-- Data for review --
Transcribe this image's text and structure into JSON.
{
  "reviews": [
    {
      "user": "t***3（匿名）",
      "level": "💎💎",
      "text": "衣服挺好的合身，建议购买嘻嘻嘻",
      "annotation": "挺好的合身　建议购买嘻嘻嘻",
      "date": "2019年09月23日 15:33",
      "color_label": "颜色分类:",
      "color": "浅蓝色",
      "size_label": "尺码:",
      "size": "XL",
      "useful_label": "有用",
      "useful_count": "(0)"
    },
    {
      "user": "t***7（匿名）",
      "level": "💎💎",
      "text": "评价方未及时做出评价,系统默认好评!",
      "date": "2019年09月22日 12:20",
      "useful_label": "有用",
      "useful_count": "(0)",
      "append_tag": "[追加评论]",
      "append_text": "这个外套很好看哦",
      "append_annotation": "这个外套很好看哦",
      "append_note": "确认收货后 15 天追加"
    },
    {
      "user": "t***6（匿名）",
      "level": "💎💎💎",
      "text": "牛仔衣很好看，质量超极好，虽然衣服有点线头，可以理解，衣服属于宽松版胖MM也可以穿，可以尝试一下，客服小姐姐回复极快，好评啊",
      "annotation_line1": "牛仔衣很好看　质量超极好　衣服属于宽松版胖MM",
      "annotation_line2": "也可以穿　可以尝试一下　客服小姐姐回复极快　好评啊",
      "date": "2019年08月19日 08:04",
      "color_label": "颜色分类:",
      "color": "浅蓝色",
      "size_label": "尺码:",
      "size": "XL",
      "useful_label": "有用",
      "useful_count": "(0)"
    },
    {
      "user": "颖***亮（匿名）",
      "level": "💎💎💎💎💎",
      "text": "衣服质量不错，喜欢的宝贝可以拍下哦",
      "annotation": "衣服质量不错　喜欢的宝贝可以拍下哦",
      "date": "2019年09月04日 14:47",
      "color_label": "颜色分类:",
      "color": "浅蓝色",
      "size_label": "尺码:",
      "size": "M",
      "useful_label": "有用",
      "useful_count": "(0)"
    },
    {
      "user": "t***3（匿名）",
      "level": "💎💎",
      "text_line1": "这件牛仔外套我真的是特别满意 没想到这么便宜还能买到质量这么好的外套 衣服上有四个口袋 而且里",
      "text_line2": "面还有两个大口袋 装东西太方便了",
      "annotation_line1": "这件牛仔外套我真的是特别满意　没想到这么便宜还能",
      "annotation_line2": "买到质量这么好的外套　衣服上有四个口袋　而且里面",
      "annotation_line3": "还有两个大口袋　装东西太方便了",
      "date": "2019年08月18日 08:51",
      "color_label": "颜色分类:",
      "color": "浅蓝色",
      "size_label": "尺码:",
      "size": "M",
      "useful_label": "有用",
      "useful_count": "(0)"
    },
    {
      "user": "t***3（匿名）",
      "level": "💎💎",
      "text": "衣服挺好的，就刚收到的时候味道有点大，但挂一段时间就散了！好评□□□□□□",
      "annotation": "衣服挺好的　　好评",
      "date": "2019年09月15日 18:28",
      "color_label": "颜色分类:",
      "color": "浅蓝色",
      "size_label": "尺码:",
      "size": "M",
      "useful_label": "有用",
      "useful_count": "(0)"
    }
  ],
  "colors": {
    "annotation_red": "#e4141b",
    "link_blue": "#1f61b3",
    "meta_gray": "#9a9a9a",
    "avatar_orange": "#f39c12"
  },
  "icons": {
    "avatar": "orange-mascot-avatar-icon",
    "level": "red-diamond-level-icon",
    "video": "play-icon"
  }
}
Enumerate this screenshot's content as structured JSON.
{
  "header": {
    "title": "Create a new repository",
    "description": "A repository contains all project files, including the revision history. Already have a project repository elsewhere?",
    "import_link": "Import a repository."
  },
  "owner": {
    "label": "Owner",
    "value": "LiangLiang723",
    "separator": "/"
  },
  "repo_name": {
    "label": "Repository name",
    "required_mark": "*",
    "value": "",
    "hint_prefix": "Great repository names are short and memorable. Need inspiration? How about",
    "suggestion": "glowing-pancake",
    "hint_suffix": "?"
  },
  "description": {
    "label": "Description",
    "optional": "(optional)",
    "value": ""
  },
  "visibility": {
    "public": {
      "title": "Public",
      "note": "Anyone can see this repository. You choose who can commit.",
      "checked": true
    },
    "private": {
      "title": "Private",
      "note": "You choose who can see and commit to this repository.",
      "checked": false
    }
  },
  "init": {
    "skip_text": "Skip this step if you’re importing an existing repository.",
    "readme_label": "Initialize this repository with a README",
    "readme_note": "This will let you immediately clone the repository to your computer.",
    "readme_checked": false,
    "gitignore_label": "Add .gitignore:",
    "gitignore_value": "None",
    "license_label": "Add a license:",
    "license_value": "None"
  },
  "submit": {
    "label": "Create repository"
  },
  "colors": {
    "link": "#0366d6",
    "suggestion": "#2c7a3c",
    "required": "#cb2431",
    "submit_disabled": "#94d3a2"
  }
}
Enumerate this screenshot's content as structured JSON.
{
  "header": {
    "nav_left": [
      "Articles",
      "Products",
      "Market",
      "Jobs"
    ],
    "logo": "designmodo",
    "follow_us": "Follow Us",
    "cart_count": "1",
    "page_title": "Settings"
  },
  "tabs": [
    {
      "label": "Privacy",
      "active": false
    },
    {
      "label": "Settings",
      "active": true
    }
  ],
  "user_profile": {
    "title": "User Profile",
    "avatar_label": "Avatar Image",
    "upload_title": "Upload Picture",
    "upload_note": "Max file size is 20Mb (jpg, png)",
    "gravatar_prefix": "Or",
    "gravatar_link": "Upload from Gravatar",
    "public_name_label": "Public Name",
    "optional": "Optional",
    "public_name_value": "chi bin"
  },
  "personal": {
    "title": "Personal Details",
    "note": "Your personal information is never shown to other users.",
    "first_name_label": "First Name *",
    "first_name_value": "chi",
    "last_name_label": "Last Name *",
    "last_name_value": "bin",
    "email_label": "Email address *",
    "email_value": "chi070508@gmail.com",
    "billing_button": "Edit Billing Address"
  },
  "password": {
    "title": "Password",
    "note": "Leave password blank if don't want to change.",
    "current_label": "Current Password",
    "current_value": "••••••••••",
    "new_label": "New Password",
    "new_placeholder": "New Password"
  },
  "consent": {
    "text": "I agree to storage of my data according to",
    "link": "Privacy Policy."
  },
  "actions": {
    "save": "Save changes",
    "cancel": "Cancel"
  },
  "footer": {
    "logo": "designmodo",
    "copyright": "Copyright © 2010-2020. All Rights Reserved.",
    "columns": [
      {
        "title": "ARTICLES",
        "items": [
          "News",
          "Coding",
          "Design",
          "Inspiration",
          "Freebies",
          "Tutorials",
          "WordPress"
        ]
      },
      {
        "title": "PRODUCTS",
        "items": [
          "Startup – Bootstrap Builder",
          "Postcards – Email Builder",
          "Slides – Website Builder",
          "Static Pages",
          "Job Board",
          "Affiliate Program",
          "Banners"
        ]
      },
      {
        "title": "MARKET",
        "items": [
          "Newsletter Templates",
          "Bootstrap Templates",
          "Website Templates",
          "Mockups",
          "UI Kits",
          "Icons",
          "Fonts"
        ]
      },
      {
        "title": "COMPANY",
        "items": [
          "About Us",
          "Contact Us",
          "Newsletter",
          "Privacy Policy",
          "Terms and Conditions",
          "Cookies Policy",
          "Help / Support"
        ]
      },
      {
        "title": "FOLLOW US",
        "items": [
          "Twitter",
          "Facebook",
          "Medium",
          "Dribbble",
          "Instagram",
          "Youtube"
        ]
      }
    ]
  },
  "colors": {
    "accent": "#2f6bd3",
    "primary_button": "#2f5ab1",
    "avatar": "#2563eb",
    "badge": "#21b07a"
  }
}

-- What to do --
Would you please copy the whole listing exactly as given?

-- Solution to the exercise --
Transcribe this image's text and structure into JSON.
{
  "reviews": [
    {
      "user": "t***3（匿名）",
      "level": "💎💎",
      "text": "衣服挺好的合身，建议购买嘻嘻嘻",
      "annotation": "挺好的合身　建议购买嘻嘻嘻",
      "date": "2019年09月23日 15:33",
      "color_label": "颜色分类:",
      "color": "浅蓝色",
      "size_label": "尺码:",
      "size": "XL",
      "useful_label": "有用",
      "useful_count": "(0)"
    },
    {
      "user": "t***7（匿名）",
      "level": "💎💎",
      "text": "评价方未及时做出评价,系统默认好评!",
      "date": "2019年09月22日 12:20",
      "useful_label": "有用",
      "useful_count": "(0)",
      "append_tag": "[追加评论]",
      "append_text": "这个外套很好看哦",
      "append_annotation": "这个外套很好看哦",
      "append_note": "确认收货后 15 天追加"
    },
    {
      "user": "t***6（匿名）",
      "level": "💎💎💎",
      "text": "牛仔衣很好看，质量超极好，虽然衣服有点线头，可以理解，衣服属于宽松版胖MM也可以穿，可以尝试一下，客服小姐姐回复极快，好评啊",
      "annotation_line1": "牛仔衣很好看　质量超极好　衣服属于宽松版胖MM",
      "annotation_line2": "也可以穿　可以尝试一下　客服小姐姐回复极快　好评啊",
      "date": "2019年08月19日 08:04",
      "color_label": "颜色分类:",
      "color": "浅蓝色",
      "size_label": "尺码:",
      "size": "XL",
      "useful_label": "有用",
      "useful_count": "(0)"
    },
    {
      "user": "颖***亮（匿名）",
      "level": "💎💎💎💎💎",
      "text": "衣服质量不错，喜欢的宝贝可以拍下哦",
      "annotation": "衣服质量不错　喜欢的宝贝可以拍下哦",
      "date": "2019年09月04日 14:47",
      "color_label": "颜色分类:",
      "color": "浅蓝色",
      "size_label": "尺码:",
      "size": "M",
      "useful_label": "有用",
      "useful_count": "(0)"
    },
    {
      "user": "t***3（匿名）",
      "level": "💎💎",
      "text_line1": "这件牛仔外套我真的是特别满意 没想到这么便宜还能买到质量这么好的外套 衣服上有四个口袋 而且里",
      "text_line2": "面还有两个大口袋 装东西太方便了",
      "annotation_line1": "这件牛仔外套我真的是特别满意　没想到这么便宜还能",
      "annotation_line2": "买到质量这么好的外套　衣服上有四个口袋　而且里面",
      "annotation_line3": "还有两个大口袋　装东西太方便了",
      "date": "2019年08月18日 08:51",
      "color_label": "颜色分类:",
      "color": "浅蓝色",
      "size_label": "尺码:",
      "size": "M",
      "useful_label": "有用",
      "useful_count": "(0)"
    },
    {
      "user": "t***3（匿名）",
      "level": "💎💎",
      "text": "衣服挺好的，就刚收到的时候味道有点大，但挂一段时间就散了！好评□□□□□□",
      "annotation": "衣服挺好的　　好评",
      "date": "2019年09月15日 18:28",
      "color_label": "颜色分类:",
      "color": "浅蓝色",
      "size_label": "尺码:",
      "size": "M",
      "useful_label": "有用",
      "useful_count": "(0)"
    }
  ],
  "colors": {
    "annotation_red": "#e4141b",
    "link_blue": "#1f61b3",
    "meta_gray": "#9a9a9a",
    "avatar_orange": "#f39c12"
  },
  "icons": {
    "avatar": "orange-mascot-avatar-icon",
    "level": "red-diamond-level-icon",
    "video": "play-icon"
  }
}
Enumerate this screenshot's content as structured JSON.
{
  "header": {
    "title": "Create a new repository",
    "description": "A repository contains all project files, including the revision history. Already have a project repository elsewhere?",
    "import_link": "Import a repository."
  },
  "owner": {
    "label": "Owner",
    "value": "LiangLiang723",
    "separator": "/"
  },
  "repo_name": {
    "label": "Repository name",
    "required_mark": "*",
    "value": "",
    "hint_prefix": "Great repository names are short and memorable. Need inspiration? How about",
    "suggestion": "glowing-pancake",
    "hint_suffix": "?"
  },
  "description": {
    "label": "Description",
    "optional": "(optional)",
    "value": ""
  },
  "visibility": {
    "public": {
      "title": "Public",
      "note": "Anyone can see this repository. You choose who can commit.",
      "checked": true
    },
    "private": {
      "title": "Private",
      "note": "You choose who can see and commit to this repository.",
      "checked": false
    }
  },
  "init": {
    "skip_text": "Skip this step if you’re importing an existing repository.",
    "readme_label": "Initialize this repository with a README",
    "readme_note": "This will let you immediately clone the repository to your computer.",
    "readme_checked": false,
    "gitignore_label": "Add .gitignore:",
    "gitignore_value": "None",
    "license_label": "Add a license:",
    "license_value": "None"
  },
  "submit": {
    "label": "Create repository"
  },
  "colors": {
    "link": "#0366d6",
    "suggestion": "#2c7a3c",
    "required": "#cb2431",
    "submit_disabled": "#94d3a2"
  }
}
Enumerate this screenshot's content as structured JSON.
{
  "header": {
    "nav_left": [
      "Articles",
      "Products",
      "Market",
      "Jobs"
    ],
    "logo": "designmodo",
    "follow_us": "Follow Us",
    "cart_count": "1",
    "page_title": "Settings"
  },
  "tabs": [
    {
      "label": "Privacy",
      "active": false
    },
    {
      "label": "Settings",
      "active": true
    }
  ],
  "user_profile": {
    "title": "User Profile",
    "avatar_label": "Avatar Image",
    "upload_title": "Upload Picture",
    "upload_note": "Max file size is 20Mb (jpg, png)",
    "gravatar_prefix": "Or",
    "gravatar_link": "Upload from Gravatar",
    "public_name_label": "Public Name",
    "optional": "Optional",
    "public_name_value": "chi bin"
  },
  "personal": {
    "title": "Personal Details",
    "note": "Your personal information is never shown to other users.",
    "first_name_label": "First Name *",
    "first_name_value": "chi",
    "last_name_label": "Last Name *",
    "last_name_value": "bin",
    "email_label": "Email address *",
    "email_value": "chi070508@gmail.com",
    "billing_button": "Edit Billing Address"
  },
  "password": {
    "title": "Password",
    "note": "Leave password blank if don't want to change.",
    "current_label": "Current Password",
    "current_value": "••••••••••",
    "new_label": "New Password",
    "new_placeholder": "New Password"
  },
  "consent": {
    "text": "I agree to storage of my data according to",
    "link": "Privacy Policy."
  },
  "actions": {
    "save": "Save changes",
    "cancel": "Cancel"
  },
  "footer": {
    "logo": "designmodo",
    "copyright": "Copyright © 2010-2020. All Rights Reserved.",
    "columns": [
      {
        "title": "ARTICLES",
        "items": [
          "News",
          "Coding",
          "Design",
          "Inspiration",
          "Freebies",
          "Tutorials",
          "WordPress"
        ]
      },
      {
        "title": "PRODUCTS",
        "items": [
          "Startup – Bootstrap Builder",
          "Postcards – Email Builder",
          "Slides – Website Builder",
          "Static Pages",
          "Job Board",
          "Affiliate Program",
          "Banners"
        ]
      },
      {
        "title": "MARKET",
        "items": [
          "Newsletter Templates",
          "Bootstrap Templates",
          "Website Templates",
          "Mockups",
          "UI Kits",
          "Icons",
          "Fonts"
        ]
      },
      {
        "title": "COMPANY",
        "items": [
          "About Us",
          "Contact Us",
          "Newsletter",
          "Privacy Policy",
          "Terms and Conditions",
          "Cookies Policy",
          "Help / Support"
        ]
      },
      {
        "title": "FOLLOW US",
        "items": [
          "Twitter",
          "Facebook",
          "Medium",
          "Dribbble",
          "Instagram",
          "Youtube"
        ]
      }
    ]
  },
  "colors": {
    "accent": "#2f6bd3",
    "primary_button": "#2f5ab1",
    "avatar": "#2563eb",
    "badge": "#21b07a"
  }
}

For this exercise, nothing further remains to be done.